[Opening DATA SHOWN section]

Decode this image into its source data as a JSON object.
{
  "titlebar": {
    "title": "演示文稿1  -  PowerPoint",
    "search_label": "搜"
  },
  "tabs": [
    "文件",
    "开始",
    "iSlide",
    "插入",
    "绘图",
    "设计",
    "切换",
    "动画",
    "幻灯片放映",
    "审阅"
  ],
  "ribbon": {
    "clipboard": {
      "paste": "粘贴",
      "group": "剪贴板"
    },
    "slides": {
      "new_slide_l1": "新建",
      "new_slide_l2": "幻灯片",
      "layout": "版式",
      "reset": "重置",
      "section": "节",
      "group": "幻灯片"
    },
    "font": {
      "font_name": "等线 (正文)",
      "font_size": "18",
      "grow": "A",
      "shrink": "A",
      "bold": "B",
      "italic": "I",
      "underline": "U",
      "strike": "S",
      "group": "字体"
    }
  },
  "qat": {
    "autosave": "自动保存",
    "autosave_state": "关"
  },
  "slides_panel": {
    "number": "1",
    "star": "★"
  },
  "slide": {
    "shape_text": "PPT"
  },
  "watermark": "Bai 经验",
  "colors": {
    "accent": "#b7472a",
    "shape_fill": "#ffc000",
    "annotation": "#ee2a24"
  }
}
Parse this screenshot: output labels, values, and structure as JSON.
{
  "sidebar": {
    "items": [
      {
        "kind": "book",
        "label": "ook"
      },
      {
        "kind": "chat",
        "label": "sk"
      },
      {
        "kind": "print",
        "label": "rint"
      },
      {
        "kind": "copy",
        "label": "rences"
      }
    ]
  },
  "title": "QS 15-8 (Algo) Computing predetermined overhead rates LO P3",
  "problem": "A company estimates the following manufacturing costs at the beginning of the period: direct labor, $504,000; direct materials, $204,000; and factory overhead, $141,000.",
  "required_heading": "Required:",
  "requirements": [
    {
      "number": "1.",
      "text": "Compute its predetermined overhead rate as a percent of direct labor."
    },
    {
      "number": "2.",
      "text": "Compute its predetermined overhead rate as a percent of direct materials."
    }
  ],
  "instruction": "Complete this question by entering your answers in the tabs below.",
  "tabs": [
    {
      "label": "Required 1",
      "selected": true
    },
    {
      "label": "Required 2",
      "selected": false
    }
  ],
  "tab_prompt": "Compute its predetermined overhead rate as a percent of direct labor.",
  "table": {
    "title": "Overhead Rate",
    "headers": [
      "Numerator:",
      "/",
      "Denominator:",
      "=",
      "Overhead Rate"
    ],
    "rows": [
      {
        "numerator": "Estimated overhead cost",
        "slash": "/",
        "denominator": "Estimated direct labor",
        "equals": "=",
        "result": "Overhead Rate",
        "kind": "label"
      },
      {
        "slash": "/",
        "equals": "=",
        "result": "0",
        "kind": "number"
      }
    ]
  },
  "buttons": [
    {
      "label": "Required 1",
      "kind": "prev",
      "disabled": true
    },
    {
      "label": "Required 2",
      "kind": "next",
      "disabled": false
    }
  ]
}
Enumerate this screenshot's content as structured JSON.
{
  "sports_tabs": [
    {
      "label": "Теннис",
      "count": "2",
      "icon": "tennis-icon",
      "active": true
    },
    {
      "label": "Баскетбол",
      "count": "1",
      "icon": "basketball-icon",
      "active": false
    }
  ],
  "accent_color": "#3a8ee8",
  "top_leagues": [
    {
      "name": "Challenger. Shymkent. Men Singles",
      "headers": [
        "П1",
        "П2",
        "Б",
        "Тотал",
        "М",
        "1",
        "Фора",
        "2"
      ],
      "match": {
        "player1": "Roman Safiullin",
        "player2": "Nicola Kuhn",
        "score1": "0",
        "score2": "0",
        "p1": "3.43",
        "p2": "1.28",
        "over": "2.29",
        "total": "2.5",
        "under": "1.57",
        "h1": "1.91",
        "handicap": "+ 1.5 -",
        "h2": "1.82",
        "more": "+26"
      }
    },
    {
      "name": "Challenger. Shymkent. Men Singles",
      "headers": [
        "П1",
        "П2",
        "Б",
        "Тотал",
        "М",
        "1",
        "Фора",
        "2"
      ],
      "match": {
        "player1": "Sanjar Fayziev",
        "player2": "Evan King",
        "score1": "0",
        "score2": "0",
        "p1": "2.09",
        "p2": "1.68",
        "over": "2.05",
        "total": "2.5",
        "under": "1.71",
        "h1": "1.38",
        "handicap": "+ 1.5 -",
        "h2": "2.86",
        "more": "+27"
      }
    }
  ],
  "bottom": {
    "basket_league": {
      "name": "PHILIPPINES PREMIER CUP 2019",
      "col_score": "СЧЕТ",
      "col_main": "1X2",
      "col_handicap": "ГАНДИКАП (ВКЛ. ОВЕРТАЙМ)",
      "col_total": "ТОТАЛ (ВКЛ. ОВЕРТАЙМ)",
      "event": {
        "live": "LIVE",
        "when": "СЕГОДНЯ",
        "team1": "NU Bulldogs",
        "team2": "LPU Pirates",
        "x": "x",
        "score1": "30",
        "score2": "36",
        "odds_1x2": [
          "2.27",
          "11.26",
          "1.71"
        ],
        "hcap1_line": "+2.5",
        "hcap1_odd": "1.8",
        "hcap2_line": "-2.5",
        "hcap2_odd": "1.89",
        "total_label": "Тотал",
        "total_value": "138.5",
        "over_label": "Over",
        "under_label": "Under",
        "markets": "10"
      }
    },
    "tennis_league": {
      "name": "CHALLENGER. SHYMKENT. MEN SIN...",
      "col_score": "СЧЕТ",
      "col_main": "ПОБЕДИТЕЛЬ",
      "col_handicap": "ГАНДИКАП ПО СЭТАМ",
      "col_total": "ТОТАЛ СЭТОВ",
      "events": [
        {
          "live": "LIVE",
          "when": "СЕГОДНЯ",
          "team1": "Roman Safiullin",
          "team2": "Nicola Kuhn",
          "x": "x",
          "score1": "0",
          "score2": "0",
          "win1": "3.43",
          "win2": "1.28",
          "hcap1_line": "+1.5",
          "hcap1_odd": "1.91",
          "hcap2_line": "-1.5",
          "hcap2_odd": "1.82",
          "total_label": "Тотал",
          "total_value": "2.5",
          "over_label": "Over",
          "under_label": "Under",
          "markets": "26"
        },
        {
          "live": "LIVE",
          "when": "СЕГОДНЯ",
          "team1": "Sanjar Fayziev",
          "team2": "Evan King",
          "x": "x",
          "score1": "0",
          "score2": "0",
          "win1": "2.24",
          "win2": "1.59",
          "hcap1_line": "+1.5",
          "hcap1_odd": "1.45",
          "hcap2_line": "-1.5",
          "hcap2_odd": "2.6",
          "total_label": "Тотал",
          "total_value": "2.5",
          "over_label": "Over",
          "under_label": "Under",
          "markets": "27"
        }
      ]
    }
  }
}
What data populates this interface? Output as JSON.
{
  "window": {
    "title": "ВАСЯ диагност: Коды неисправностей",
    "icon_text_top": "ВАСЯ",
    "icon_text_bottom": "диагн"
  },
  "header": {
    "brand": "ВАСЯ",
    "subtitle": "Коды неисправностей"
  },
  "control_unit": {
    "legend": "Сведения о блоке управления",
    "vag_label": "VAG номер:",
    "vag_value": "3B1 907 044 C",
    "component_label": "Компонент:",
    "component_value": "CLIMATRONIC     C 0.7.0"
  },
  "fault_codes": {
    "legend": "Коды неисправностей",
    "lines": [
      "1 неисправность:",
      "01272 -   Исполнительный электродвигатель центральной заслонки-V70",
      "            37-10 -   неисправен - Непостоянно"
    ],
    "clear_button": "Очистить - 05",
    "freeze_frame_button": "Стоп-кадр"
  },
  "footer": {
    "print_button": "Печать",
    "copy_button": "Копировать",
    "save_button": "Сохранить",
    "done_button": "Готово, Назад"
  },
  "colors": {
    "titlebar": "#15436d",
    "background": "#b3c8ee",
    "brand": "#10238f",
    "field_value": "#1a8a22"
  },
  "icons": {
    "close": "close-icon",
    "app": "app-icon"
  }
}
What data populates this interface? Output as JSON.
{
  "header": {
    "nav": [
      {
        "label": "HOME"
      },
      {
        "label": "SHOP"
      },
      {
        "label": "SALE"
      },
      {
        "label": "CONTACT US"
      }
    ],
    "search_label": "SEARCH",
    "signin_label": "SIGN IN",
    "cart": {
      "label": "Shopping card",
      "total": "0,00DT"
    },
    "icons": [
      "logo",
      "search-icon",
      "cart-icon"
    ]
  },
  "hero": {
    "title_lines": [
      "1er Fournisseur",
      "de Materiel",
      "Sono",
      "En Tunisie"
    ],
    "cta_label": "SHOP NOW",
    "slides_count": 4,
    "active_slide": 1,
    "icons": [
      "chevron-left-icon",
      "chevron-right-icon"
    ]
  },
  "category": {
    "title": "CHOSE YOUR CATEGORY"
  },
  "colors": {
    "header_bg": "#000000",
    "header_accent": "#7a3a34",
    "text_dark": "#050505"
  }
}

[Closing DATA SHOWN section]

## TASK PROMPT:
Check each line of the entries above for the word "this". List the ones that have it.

## YOUR SOLUTION:
Decode this image into its source data as a JSON object.
Parse this screenshot: output labels, values, and structure as JSON.
  "instruction": "Complete this question by entering your answers in the tabs below.",
Enumerate this screenshot's content as structured JSON.
What data populates this interface? Output as JSON.
What data populates this interface? Output as JSON.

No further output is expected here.